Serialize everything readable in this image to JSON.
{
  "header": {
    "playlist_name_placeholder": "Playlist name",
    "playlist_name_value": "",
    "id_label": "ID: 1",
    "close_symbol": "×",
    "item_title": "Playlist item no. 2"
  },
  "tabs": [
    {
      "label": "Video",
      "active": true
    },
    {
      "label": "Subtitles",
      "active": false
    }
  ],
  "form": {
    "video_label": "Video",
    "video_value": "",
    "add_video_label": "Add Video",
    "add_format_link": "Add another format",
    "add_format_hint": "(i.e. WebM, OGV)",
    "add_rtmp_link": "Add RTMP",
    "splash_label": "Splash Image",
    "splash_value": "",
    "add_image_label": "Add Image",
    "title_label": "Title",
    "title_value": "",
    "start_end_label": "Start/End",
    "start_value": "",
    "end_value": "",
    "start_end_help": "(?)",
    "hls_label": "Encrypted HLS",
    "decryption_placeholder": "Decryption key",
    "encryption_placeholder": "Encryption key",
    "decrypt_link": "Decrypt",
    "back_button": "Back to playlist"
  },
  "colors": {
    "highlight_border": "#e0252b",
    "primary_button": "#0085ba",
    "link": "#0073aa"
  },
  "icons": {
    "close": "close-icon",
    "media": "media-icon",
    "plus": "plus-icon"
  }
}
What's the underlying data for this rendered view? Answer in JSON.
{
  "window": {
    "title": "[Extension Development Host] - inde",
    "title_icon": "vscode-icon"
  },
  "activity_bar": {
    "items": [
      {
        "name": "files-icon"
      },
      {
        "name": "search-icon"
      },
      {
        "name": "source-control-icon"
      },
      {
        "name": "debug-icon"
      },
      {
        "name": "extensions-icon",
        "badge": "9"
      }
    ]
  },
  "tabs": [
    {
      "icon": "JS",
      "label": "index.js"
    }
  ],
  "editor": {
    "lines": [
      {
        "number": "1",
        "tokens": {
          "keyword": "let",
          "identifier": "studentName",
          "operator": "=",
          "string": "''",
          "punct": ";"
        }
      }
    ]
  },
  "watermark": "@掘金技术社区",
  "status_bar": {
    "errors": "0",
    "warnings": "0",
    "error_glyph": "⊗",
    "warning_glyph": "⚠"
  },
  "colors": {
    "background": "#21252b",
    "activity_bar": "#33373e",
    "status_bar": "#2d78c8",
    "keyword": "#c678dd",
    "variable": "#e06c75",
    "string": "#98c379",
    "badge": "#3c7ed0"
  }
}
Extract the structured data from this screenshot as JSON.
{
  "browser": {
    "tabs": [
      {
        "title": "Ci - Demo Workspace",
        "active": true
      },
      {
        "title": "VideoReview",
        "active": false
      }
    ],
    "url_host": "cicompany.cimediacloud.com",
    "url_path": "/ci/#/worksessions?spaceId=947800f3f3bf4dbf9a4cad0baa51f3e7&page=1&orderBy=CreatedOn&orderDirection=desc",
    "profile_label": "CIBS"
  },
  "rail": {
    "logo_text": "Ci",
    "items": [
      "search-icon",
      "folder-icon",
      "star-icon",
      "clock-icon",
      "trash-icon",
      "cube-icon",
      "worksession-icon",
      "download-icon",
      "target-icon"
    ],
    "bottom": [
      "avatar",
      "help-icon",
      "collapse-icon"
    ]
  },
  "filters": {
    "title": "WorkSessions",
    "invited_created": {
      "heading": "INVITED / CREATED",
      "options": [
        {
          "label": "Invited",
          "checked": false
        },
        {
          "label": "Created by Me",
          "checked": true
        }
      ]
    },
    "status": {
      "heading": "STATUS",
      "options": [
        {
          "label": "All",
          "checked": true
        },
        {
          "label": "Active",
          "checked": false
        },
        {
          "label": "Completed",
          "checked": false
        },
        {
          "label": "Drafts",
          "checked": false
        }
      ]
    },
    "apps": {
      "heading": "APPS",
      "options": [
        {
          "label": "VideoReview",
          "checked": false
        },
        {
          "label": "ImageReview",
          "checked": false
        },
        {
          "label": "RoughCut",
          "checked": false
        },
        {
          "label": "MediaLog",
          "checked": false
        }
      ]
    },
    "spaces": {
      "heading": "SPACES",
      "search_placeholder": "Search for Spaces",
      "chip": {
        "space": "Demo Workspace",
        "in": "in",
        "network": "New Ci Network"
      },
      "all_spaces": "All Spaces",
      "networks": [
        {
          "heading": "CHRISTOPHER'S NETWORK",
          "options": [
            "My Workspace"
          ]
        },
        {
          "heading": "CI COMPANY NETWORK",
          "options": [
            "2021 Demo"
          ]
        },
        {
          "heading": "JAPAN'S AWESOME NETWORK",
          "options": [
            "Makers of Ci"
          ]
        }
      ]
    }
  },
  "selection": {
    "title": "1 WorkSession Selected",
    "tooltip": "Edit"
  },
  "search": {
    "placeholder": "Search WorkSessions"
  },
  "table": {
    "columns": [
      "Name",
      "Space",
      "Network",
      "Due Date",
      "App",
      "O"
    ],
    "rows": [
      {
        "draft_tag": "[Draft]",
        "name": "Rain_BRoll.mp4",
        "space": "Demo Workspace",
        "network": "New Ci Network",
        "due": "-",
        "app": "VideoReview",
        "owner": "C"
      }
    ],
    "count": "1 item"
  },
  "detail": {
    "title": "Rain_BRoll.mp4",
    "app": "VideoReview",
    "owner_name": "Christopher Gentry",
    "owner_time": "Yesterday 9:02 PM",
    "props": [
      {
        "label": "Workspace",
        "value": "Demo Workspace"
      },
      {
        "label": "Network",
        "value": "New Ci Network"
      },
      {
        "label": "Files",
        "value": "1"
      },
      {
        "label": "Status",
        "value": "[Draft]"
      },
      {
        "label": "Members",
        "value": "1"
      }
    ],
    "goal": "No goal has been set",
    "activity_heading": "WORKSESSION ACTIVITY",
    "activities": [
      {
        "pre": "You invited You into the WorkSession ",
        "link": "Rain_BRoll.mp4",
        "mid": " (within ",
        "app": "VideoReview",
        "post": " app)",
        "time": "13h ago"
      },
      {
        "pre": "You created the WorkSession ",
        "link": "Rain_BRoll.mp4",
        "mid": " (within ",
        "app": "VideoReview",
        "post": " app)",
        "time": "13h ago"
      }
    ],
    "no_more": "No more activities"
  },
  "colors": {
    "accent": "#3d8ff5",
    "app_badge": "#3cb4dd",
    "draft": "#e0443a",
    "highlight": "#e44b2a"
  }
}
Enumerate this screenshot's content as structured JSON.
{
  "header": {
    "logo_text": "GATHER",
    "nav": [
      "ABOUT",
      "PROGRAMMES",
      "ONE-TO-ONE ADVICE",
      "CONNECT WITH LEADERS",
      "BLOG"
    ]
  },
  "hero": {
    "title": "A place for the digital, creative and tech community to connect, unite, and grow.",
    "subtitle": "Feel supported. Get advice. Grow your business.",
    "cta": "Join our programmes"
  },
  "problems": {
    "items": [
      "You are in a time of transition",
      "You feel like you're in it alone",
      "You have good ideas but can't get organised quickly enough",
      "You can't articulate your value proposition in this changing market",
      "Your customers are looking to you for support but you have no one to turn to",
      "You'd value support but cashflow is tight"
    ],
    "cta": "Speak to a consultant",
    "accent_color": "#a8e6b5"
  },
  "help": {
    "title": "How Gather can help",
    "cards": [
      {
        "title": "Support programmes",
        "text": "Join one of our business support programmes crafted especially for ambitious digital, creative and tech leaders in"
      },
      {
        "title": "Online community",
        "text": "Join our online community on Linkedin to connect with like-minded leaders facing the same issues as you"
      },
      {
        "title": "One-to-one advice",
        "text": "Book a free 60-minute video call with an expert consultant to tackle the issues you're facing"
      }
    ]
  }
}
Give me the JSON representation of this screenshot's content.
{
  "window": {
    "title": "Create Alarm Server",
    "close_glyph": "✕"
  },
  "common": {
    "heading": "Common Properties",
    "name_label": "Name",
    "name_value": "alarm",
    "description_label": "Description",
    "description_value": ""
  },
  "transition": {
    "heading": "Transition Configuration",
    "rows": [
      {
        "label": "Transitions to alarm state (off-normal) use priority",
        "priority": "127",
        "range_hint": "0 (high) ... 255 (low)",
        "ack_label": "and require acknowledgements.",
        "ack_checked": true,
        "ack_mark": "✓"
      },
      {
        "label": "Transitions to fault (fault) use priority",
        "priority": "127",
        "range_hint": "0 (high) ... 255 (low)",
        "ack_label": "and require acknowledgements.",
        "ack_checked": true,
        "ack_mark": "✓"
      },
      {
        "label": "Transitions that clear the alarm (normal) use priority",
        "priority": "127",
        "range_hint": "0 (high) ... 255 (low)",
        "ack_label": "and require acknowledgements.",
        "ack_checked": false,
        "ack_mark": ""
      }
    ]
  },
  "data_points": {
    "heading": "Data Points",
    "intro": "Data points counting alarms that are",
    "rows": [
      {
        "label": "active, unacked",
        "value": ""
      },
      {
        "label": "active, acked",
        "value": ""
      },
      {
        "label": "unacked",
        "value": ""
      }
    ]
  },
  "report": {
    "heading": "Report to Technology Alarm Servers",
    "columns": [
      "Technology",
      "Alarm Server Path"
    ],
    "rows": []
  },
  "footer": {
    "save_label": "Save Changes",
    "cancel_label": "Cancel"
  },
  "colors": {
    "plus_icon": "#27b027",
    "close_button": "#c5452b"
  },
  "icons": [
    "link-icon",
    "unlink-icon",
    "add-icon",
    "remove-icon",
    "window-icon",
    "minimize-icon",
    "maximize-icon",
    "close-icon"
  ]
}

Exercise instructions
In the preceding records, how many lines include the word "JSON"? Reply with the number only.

Task solution
5